The WELL was frequently mentioned in the media in the 1980s and 1990s, probably disproportionately to the number of users it had relative to other online systems. This has diminished but not disappeared in recent years, with other online communities becoming commonplace. This early visibility was largely the result of the early policy of providing free — comped — accounts for interesting journalists and other select members of the media. As a result, for many journalists it was their first experience of online systems and, later, the Internet, even though other systems existed. Although accounts are now seldom provided for free to journalists, there are still a sizable number on The WELL; for example columnist Jon Carroll of the San Francisco Chronicle, Wendy M. Grossman of The Inquirer, and critic Andy Klein of Los Angeles CityBeat.
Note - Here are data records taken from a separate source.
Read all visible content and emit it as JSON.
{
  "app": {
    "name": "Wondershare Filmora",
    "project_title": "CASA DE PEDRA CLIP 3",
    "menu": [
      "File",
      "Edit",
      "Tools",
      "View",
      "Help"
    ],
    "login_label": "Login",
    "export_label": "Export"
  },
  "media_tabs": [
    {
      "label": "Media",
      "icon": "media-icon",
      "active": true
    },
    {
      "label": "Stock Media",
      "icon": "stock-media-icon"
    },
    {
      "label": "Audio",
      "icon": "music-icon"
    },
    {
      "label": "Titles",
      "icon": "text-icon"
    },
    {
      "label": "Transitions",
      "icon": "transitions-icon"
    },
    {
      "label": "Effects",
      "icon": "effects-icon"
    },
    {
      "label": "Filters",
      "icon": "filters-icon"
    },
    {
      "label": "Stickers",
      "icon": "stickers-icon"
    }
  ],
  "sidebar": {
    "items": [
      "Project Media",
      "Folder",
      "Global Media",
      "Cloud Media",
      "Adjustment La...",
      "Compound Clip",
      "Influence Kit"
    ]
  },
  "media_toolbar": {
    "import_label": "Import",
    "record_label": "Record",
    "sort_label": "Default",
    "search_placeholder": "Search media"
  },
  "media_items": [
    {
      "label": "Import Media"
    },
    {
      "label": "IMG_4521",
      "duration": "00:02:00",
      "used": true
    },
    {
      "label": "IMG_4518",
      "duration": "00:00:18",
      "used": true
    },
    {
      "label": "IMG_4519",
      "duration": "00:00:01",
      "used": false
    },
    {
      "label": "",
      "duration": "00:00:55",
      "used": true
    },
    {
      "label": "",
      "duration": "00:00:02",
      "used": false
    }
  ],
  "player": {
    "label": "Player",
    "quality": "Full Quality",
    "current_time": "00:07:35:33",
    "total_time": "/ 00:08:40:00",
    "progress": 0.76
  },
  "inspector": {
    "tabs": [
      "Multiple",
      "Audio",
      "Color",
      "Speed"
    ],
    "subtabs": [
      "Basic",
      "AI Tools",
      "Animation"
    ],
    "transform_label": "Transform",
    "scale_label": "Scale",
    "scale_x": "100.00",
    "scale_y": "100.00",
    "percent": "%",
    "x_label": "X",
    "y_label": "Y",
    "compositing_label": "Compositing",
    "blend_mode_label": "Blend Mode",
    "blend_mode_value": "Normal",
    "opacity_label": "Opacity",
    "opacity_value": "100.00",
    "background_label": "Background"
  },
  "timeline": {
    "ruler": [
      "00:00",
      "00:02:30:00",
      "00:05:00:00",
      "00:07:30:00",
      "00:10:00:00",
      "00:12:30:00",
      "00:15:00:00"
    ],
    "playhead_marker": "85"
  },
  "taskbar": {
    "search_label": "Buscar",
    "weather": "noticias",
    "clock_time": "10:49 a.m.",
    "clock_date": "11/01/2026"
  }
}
The WELL in the news
Publications about The WELL
- (1994) Perennial ISBN 0-06-097643-8 (Hardcover) — ISBN 0-262-68121-8 (2000 revised paperback edition)
- John Seabrook, Deeper: My Two-Year Odyssey in Cyberspace
- Katie Hafner, The WELL: A Story of Love, Death and Real Life in the Seminal Online Community
- (2001) Carroll & Graf Publishers ISBN 0-7867-0846-8
- Katie Hafner's book, expanded from a Wired Magazine article, chronicles the odd birth, growing pains, and interpersonal dynamics that make The WELL the unusual, perhaps unique, online community that it is.
- Fred Turner, From Counterculture to Cyberculture: Stewart Brand, the Whole Earth Network, and the Rise of Digital Utopianism
- (2006) University of Chicago Press ISBN 0-226-81741-5
- "When the Counterculture met the New Economy: The WELL and the Origins of Virtual Community", Technology and Culture, Vol.46, No.3 (July, 2005), pp. 485–512.
- Roy Ascott and Carl Eugene Loeffler, Guest Editors, Connectivity: Art and Interactive Telecommunications, Leonardo 24:2, 1991. Includes documentation of early artworks on ArtCom Electronic Network, a WELL Conference and archive started in 1986 by Carl Loeffler and Fred Truck. Artworks created or published on ACEN on the WELL included John Cage, (The First Meeting of the Satie Society) Judy Malloy, (Uncle Roger, Bad Information, Thirty Minutes in the Late Afternoon) Jim Rosenberg,(Diagram Series) and Sonya Rapoport. (Digital Mudra Online) Connectivity: Art and Interactive Telecomunications includes papers about art on the WELL by Ron Buck, ("Poetry Online") Carl Loeffler, ("Modem Dialing Out") Anna Couey, ("Art Works as Organic Communications Systems") Roger Malina, ("FineArt Forum and F.A.S.T.: Experiments in Electronic Publishing in the Arts) Gil MinaMora, ("Hidden Bearers: An Exquisite Corpse Online") and Judy Malloy, ("Uncle Roger, an Online Narrabase").
- The WELL
- The WELL Gopher — retained as a text museum but now served via HTTP.
- Wired news: Salon buys The WELL
- Wired magazine: "The Epic Saga of the WELL" by Katie Hafner
- The WELL: Small Town on the Internet Highway System by Cliff Figallo
- C|net News.com: "The WELL celebrates 20th birthday"
- Net Wars at The Inquirer: "You own your own 20th anniversary"
- C|net News.com: "Salon places The WELL up for sale"